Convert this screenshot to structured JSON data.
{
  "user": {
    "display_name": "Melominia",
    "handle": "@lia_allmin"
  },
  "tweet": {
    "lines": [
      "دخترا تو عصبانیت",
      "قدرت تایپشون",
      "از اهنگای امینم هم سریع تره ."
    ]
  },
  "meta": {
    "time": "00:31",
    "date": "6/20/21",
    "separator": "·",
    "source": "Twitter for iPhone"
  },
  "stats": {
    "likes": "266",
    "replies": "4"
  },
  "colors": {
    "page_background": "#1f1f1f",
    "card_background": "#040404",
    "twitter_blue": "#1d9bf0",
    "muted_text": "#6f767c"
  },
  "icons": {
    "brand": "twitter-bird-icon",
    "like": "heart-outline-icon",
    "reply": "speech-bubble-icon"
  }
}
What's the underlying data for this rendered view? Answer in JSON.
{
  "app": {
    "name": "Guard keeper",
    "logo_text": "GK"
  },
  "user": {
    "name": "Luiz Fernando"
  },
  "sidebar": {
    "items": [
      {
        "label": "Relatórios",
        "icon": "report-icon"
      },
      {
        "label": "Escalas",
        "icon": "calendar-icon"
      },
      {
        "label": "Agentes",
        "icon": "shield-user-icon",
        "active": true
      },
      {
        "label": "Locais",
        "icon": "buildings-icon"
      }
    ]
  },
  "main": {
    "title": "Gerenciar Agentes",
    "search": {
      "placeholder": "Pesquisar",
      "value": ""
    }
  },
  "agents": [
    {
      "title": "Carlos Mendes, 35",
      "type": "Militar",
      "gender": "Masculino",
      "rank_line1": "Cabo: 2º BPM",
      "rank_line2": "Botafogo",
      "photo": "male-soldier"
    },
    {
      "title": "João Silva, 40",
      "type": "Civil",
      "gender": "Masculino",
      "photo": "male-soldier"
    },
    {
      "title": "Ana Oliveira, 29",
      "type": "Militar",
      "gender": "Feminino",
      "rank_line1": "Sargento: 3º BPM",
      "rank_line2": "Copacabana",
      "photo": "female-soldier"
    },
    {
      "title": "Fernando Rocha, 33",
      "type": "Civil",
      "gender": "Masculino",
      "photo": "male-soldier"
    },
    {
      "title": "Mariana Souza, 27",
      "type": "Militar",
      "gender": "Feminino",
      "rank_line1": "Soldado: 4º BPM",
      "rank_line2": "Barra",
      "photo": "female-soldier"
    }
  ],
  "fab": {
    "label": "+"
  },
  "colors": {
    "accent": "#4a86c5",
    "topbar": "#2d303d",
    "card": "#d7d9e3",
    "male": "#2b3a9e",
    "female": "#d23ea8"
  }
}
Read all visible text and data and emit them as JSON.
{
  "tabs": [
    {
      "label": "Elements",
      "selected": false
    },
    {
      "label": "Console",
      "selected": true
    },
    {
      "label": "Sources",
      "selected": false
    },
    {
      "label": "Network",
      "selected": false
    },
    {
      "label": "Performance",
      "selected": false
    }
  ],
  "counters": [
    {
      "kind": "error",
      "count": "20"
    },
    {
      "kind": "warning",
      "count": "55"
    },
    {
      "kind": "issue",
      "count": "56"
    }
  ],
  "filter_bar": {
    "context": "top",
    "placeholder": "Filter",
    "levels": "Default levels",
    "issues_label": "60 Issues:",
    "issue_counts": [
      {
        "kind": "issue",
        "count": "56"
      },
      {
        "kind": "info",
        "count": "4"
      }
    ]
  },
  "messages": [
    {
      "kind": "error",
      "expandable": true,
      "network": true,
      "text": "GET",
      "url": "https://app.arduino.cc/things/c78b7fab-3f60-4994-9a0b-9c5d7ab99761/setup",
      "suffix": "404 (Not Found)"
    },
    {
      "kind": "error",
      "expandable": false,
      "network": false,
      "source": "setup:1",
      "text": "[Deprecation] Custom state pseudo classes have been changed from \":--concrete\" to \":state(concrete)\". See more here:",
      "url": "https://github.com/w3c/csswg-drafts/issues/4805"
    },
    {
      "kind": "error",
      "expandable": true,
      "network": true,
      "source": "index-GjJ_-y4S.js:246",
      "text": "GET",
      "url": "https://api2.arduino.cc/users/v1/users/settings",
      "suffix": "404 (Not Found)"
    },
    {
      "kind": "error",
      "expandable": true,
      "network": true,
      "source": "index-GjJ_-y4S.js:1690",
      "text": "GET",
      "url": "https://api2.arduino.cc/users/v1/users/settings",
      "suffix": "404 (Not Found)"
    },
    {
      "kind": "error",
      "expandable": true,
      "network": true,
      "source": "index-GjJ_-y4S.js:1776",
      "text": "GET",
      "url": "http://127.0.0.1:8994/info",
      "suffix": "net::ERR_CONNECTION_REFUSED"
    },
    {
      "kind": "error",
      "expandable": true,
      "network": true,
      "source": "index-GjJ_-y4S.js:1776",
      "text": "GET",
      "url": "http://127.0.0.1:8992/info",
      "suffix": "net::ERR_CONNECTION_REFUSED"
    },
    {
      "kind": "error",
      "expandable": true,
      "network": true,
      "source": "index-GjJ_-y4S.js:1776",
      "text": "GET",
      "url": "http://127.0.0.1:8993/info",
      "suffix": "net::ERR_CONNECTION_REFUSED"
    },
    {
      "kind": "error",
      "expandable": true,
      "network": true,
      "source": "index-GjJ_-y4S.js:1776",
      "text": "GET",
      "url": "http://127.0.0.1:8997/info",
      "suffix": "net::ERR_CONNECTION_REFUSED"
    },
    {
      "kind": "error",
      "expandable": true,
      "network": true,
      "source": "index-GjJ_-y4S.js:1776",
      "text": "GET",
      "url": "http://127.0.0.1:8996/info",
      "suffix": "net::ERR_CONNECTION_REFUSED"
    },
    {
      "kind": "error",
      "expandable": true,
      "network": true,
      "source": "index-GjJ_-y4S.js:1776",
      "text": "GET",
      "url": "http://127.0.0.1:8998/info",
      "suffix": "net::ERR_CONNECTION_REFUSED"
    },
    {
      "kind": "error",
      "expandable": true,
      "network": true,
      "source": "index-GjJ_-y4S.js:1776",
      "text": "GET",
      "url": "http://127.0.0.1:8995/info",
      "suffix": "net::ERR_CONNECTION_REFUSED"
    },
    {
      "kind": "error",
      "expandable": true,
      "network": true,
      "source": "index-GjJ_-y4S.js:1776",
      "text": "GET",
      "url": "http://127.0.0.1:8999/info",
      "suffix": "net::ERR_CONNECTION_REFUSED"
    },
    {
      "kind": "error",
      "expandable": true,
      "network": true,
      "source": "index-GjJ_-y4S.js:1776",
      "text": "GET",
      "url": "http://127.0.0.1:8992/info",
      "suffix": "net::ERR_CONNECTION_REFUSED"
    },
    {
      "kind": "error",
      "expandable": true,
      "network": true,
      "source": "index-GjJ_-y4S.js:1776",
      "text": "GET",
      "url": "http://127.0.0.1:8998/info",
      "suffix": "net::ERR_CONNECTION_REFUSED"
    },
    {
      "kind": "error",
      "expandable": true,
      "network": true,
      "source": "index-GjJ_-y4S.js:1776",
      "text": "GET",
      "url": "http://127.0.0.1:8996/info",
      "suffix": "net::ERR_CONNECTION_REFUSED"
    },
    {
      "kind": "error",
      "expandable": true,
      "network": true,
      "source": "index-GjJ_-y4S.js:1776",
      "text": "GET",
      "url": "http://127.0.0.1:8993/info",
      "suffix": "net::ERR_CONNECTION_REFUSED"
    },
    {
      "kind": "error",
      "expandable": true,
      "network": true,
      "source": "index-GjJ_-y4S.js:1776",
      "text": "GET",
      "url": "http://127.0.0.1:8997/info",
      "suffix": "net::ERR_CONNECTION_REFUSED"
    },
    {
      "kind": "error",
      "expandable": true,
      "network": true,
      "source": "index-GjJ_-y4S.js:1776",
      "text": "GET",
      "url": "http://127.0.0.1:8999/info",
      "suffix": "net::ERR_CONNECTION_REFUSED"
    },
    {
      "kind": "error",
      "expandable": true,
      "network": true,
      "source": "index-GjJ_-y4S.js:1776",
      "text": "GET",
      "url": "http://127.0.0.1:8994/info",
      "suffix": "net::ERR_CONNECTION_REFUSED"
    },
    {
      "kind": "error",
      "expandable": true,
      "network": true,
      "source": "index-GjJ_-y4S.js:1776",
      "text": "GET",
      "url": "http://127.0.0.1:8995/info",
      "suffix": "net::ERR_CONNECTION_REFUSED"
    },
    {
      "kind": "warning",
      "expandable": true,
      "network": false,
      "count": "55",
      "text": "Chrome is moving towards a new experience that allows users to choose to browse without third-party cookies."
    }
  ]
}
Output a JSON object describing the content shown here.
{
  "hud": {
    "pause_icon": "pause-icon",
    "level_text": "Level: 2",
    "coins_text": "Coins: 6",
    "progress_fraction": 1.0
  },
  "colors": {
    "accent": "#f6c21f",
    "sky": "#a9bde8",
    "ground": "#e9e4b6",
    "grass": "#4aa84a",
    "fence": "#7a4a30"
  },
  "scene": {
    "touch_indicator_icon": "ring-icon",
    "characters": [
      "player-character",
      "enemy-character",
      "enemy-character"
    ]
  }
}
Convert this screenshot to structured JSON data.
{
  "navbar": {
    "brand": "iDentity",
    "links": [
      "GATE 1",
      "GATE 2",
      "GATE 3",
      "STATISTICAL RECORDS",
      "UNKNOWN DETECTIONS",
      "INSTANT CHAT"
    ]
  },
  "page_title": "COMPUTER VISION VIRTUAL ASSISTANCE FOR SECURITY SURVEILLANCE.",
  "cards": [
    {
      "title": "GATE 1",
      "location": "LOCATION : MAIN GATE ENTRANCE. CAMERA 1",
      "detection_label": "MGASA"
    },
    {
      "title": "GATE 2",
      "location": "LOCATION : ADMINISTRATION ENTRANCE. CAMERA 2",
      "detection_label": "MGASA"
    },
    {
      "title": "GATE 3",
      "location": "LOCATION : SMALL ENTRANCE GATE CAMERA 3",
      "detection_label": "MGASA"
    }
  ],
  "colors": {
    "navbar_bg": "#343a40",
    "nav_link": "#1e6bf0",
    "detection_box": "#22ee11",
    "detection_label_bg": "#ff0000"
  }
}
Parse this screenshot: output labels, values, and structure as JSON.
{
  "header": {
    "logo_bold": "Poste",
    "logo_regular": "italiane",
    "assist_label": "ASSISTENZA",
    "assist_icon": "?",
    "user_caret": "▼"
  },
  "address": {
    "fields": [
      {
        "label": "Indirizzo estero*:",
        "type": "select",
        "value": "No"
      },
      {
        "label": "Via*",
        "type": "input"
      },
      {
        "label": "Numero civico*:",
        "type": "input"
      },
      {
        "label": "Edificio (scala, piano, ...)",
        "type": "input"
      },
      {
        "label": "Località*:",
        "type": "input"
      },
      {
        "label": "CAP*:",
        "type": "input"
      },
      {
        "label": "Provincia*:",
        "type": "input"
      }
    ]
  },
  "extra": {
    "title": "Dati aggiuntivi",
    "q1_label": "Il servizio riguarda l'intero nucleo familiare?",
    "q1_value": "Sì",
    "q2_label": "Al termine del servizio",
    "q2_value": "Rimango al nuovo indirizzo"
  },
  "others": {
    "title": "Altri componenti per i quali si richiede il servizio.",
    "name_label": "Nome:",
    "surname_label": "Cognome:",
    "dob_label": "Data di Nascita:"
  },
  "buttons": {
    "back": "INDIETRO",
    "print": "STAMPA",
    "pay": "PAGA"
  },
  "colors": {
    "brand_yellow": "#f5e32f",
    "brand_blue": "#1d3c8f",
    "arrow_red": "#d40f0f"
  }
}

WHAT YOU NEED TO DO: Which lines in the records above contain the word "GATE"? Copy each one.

OUTPUT:
      "GATE 1",
      "GATE 2",
      "GATE 3",
      "title": "GATE 1",
      "location": "LOCATION : MAIN GATE ENTRANCE. CAMERA 1",
      "title": "GATE 2",
      "title": "GATE 3",
      "location": "LOCATION : SMALL ENTRANCE GATE CAMERA 3",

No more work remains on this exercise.